has always been a puzzling and complicated cultural phenomenon and its publisher, Hugh Hefner, a troubling icon.and#160;Carrie Pitzulo here takes a fruitful second look at the magazine and provides a fresh interpretation of the man and his empire of sex.and#8221;
and#8220;In this eye-opening study, Carrie Pitzulo turns conventional wisdom on its head. She finds in Playboy
a message that, if not quite feminist, was nonetheless empowering to women in surprising and important ways. Her counter-intuitive analysis certainly persuaded me.and#8221;
"In a magazine long criticized for objectifying women and advocating irresponsible male hedonism, Carrie Pitzulo finds compelling evidence for reappraisal. Her perceptive account looks beyond Playboy

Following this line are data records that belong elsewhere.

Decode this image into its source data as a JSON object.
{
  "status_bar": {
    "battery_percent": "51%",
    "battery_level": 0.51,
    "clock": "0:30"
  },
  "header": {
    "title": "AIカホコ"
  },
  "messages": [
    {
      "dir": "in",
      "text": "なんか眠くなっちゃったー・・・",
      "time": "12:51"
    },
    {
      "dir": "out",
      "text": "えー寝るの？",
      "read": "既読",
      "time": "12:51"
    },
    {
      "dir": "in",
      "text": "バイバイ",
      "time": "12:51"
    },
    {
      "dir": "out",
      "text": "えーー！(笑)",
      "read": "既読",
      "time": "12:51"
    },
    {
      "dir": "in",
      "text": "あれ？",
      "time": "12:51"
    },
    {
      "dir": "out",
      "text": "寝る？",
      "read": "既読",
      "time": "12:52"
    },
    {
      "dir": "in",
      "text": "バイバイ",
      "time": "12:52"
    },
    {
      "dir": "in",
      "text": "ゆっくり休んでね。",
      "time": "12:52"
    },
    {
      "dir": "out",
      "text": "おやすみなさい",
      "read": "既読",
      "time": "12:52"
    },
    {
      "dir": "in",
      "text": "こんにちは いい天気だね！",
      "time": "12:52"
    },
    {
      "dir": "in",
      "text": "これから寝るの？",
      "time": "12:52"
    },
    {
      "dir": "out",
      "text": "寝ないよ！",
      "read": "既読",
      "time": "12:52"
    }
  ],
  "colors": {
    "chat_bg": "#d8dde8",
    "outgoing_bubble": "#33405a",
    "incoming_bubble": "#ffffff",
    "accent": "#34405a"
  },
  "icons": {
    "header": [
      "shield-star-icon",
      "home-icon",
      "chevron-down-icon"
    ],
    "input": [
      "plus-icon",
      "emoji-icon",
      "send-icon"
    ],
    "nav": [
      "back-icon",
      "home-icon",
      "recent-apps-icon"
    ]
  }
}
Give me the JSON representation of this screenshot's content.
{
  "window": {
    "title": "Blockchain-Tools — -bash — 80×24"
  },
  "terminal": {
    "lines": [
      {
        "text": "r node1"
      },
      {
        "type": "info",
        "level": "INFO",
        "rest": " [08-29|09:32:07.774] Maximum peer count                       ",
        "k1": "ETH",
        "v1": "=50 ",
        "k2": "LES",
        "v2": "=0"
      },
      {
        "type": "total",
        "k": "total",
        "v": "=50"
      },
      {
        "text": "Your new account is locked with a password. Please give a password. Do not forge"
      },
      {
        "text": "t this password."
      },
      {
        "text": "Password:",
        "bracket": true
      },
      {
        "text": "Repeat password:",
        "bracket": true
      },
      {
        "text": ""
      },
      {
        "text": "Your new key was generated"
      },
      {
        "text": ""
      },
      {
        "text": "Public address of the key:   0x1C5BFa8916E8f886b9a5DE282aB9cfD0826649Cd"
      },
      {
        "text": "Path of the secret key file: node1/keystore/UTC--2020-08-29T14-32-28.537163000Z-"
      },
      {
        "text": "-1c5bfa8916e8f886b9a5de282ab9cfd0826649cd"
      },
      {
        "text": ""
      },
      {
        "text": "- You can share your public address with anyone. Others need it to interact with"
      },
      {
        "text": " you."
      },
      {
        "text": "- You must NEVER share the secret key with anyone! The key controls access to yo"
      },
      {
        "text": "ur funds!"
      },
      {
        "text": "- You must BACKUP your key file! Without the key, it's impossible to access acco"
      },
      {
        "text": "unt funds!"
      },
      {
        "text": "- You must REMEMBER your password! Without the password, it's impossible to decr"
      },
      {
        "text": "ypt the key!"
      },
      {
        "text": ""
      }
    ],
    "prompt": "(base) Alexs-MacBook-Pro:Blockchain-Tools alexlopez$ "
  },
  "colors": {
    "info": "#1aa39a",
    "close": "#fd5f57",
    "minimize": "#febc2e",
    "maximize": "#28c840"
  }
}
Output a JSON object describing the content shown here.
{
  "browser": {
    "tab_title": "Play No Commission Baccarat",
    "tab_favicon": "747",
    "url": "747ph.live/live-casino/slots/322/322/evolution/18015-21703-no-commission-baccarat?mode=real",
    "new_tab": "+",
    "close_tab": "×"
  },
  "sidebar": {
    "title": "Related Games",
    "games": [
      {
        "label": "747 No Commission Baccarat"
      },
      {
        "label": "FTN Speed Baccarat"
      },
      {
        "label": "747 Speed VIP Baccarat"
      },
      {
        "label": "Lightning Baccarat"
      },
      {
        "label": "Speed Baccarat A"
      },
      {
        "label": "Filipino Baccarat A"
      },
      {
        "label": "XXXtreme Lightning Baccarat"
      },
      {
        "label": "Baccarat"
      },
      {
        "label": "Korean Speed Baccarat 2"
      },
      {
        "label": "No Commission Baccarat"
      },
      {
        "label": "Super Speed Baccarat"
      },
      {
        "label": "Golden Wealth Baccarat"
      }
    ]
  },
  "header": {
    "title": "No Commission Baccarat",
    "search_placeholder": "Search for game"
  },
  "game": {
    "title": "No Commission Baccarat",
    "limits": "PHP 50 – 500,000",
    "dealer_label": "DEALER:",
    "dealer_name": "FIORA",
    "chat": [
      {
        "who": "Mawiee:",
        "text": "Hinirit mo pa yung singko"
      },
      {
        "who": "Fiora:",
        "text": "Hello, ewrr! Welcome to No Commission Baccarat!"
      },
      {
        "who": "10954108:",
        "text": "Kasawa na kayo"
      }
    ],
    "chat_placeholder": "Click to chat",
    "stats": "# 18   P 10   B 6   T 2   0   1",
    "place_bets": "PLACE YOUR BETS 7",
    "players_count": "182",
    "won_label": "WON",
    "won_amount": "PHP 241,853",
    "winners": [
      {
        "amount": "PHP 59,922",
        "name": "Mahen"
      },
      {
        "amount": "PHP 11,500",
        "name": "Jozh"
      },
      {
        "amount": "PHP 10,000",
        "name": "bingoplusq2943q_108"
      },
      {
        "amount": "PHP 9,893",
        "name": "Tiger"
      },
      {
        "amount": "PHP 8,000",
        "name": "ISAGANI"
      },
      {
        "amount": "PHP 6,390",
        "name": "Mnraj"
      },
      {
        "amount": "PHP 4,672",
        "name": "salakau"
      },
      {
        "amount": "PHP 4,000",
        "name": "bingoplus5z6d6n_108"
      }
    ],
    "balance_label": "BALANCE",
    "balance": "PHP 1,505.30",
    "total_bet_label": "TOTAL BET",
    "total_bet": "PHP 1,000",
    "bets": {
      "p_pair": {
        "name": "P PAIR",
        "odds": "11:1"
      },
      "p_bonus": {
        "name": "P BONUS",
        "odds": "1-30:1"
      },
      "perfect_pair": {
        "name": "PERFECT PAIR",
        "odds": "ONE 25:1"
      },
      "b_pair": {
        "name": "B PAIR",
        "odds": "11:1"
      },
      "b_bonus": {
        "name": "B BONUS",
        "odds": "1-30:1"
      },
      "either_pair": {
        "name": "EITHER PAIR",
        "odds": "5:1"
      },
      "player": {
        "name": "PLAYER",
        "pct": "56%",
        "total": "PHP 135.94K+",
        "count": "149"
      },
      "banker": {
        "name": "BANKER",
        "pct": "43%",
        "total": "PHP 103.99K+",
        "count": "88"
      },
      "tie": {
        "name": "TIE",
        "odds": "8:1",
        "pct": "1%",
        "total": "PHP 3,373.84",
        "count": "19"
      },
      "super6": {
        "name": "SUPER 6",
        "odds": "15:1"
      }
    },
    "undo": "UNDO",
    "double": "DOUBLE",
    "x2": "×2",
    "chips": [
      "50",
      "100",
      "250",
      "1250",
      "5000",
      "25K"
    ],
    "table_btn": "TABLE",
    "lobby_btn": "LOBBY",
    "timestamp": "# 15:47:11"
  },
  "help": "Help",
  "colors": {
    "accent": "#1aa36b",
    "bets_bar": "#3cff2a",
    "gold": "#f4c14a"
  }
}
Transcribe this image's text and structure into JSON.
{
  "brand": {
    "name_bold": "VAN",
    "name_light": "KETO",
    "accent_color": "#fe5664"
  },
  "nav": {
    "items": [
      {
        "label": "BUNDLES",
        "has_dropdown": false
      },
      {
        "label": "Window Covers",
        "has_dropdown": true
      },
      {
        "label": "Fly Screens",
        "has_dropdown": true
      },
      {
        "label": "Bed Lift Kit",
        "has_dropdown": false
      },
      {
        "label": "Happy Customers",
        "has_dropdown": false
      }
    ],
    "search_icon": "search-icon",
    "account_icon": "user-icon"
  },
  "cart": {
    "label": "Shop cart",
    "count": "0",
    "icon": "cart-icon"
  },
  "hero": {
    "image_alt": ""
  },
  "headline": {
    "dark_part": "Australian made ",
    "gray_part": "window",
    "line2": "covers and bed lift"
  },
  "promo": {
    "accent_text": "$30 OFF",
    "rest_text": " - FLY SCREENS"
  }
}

's famous centerfolds to reveal the magazine's complex, paradoxical, and often progressive messages about changing gender roles, sexual equity and responsibility, and feminism."and#8212;Elizabeth Fraterrigo, author ofand#160;"Playboy" and the Making of the Good Life in Modern America
"Pitzulo makes a convincing case that both Hugh Hefner's political views as expressed in his editorial column, 'The Playboy Philosophy,' and the philanthropic contributions he made through the Playboy Foundation were evidence that the magazine was not the mere purveyor of porn it was thought to be. She argues that it took seriously such issues as gender equality and civil rights, helping its readers to learn about the important issues of the day. Fans of Playboy
, as well as students of feminist studies and gender politics will find this an interesting and well-researched book."
About the Author
Carrie Pitzulo is assistant professor of history at the University of West Georgia.
Table of Contents
Introduction: Playboy: The Sassy Newcomer
Chapter 1 The Womanization of Playboy
Chapter 2 Inventing the Girl-Next-Door: The Pulchritudinous Playmates
Chapter 3 Selling the Dream: Playboy and the Masculine Consumer
Chapter 4 Lack of Love is a Tragedy: Playboy and Romantic Values
Chapter 5 The Battle in Every Manand#8217;s Bed: Playboy and the Fiery Feminists
Chapter 6 Feminism, the Playboy Foundation and Political Activism